|Lady in White - Titian|
|Portrait of a Woman - Veronese|
|Portrait of a Woman Holing Gloves - Veronese|
These three portraits are pretty close, chronologically speaking, and have nice clear examples of what I'm going for. So what are we looking at here? The bodice is a typical 16th century cone shape, narrow at the waist, a low point in the front (which is actually rounded off), and wide-set straps. In the first one, Titian's Lady in White, you can very clearly see the straight slope in the bodice from the bust down to the point. The second image gives a nice front view. Again, it's pretty flat, and possibly slanted like the first one. The third image shows some hint of padding around the belly, almost like a peascod belly, which would require padding to achieve, just like a men's doublet. I also was heavily influenced by Laurie Tavan's Showcase on The Realm of Venus and my own research into bust support and 16th century corsetry. The main problem with heavily boned, cone-shaped bodices (on my figure, at least), is the bodice collapsing into a concave shape under the bust and flaring back out again over the belly. You can see that here, on my old Venetian.
|You've seen this, but in case you forgot.|
After I got the bodice pattern finished, I started this dress with a padded stomacher stiffened with buckram. The majority of the padding is right under my bust to prevent the whole thing from collapsing at that point. The stomacher itself is shaped like the front of the bodice, going almost all the way to the side seams. It has one layer of buckram on a linen canvas foundation, many layers of padding (which is pad stitched to the base), and another layer of linen canvas to finish it off.

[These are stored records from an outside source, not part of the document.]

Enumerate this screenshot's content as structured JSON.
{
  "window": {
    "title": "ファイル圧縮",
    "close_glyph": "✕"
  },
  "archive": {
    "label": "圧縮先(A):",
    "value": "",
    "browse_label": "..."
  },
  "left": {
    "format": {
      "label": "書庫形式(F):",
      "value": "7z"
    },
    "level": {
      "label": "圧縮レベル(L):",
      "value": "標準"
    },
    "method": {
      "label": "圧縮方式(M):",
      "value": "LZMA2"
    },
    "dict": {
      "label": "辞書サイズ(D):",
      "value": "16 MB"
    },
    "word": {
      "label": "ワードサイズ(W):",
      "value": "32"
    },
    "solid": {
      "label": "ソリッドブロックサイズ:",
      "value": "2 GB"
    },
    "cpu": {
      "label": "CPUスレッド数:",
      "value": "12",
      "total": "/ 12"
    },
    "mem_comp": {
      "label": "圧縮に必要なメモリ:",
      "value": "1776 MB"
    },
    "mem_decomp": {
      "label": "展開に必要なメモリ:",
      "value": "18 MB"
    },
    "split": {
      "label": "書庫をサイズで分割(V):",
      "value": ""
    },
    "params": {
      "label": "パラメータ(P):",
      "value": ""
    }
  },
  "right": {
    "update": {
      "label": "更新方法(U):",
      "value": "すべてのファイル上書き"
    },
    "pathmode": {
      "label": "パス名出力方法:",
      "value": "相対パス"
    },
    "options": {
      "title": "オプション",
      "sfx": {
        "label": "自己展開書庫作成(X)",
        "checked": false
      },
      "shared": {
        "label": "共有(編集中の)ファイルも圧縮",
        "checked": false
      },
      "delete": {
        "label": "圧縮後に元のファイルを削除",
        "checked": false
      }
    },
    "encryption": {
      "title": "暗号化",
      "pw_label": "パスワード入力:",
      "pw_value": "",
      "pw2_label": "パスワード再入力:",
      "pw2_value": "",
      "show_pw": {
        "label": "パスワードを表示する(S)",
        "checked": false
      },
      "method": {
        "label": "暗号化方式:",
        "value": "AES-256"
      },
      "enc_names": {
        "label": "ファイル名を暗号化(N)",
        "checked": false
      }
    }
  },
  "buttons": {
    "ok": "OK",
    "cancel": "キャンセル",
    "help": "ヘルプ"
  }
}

Because we have so few examples of 16th century Italian gowns I had to get a little creative when it came to stiffening the bodice. Moda a Firenze confirms for us that buckram (or buckram-like substances) and padding where used in 16th century Florence, but we don't know exactly how they were used. I was skeptical that the bodice was one continuous piece of buckram, because it tends to collapse, but I wasn't sure how else to arrange it. Then, I got Seventeenth-Century Women's Dress Patterns and saw that fabulous x-rayed bodice. It has boning in it, certainly, but also it has buckram. It's also a fully century too late, but beggars can't be choosers. I used the placement of the buckram strips as inspiration for my lay out.
It's a combination of vertical and horizontal pieces, doubled up in some crucial places like the center back, side seams, and center front. The straps are also lined with buckram and I added diagonal pieces to help keep it from collapsing. It's all stitched down by machine to a linen canvas interlining.
Then, I added a thin layer of cotton padding to the outside to make a nice smooth foundation. Someday I want to try that with felt as well and see what that looks like.
Then I assembled the whole thing, leaving the stomach loose (for now), and tried it on with some lacing strips.
|Oh look! The unflattering bathroom mirror shots are back!|
Pretty solid, right? I added more buckram after the try-on but even with minimal stiffening it held its shape pretty well. My theory is that the padding supports the bust and smooths out the figure and that's what helps keep the buckram itself from collapsing in places it would be prone to, like right under the bust. These period materials are steering me right.
Next Up: Sleeves! Pretty fabric! Roller Derby World Championships!